Most young people today have no memory of a time when Walter Reuther of the UAW and John L. Lewis of the United Mine Workers were household names, when presidents jawboned labor to prevent agreements from causing wage-price inflation, when productivity gains pushed wages up, and when more than a third of the American workforce was unionized.
Now fewer than 8 percent of America's private sector workers are in unions, median wage gains have fallen far behind productivity gains, and for most of us Labor Day means a long weekend.
What happened? Some say it started in the early 80s after Ronald Reagan fired the nation's air-traffic controllers for striking - something they had no legal right to do - and thereby legitimized a wave of corporate union busting. Others blame it on a more pervasive " greed is good " aggressiveness that engulfed corporate suites starting right about then.
There's no question that,ever since, and with ever greater alacrity, companies have fired workers for trying to form unions, even though that's illegal, and have used or threatened to use permanent replacements if workers go on strike - which is legal but was rare before the 80s.
But don't blame Ronald Reagan or corporate greed. Blame us - you and me. You see, starting about 30 years ago and with increasing efficiency, technologies have given us consumers a world of choice - low priced goods and services that often depend on low wages here and elsewhere.
Four-lane federal highways and long-haul trucks linking non-unionized manufacturers in the South to the rest of us. Container ships and cargo planes linking us to foreign producers. Big-box retailers using computers to find the best deals anywhere around the world. And now the Internet letting us find the best deals for ourselves from anywhere, too.
In other words, we as a nation have traded off lower priced goods and services, in place of a unionized workforce with the bargaining clout to get higher wages. So now, a lot of us get good consumer deals and lousy paychecks.
No one trumpeted this choice. It's happened gradually. But is it the right choice? That's what we ought to be asking ourselves - at least once a year, on Labor Day.

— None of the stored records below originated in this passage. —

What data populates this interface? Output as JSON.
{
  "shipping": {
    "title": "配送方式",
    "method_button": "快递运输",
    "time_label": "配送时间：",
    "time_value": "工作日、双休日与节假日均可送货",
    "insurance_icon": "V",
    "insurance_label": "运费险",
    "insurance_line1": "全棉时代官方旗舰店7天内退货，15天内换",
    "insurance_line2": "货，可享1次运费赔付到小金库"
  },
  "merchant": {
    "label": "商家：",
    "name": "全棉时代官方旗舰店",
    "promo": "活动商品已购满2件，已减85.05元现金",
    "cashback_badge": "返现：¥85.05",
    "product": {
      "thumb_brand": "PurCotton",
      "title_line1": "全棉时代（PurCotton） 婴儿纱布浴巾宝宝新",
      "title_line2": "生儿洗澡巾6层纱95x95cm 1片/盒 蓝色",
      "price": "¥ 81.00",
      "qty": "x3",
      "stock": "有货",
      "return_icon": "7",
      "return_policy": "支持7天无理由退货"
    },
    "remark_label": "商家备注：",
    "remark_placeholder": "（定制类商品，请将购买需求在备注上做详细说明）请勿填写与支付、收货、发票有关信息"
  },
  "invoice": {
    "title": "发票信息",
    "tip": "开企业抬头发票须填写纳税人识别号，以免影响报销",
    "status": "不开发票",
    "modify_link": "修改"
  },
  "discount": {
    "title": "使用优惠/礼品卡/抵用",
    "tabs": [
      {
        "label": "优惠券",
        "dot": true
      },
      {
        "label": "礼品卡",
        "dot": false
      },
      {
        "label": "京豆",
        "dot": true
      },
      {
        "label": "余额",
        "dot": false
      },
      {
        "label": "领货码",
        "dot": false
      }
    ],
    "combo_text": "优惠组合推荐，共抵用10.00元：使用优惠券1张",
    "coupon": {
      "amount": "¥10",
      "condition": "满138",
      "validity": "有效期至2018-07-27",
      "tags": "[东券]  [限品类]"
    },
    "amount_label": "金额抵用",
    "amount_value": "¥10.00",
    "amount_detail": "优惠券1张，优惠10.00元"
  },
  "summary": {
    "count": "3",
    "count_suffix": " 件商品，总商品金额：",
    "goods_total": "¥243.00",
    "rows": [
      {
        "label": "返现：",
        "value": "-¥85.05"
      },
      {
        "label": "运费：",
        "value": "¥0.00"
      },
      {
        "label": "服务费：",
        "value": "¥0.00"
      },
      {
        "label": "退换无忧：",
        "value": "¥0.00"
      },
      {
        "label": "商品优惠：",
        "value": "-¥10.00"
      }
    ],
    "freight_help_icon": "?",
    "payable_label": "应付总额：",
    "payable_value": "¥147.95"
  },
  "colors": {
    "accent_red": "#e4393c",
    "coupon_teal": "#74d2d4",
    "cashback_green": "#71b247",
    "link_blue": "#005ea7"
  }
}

Robert Reich is Professor of Public Policy at the Goldman School of Public Policy at the University of California at Berkeley. He has served in three national administrations, most recently as secretary of labor under President Bill Clinton. He has written ten books, including The Work of Nations, which has been translated into 22 languages; the best-sellers The Future of Success and Locked in the Cabinet, and his most recent book, Reason. His articles have appeared in the New Yorker, Atlantic Monthly, New York Times, Washington Post, and Wall Street Journal. Mr. Reich is co-founding editor of The American Prospect magazine.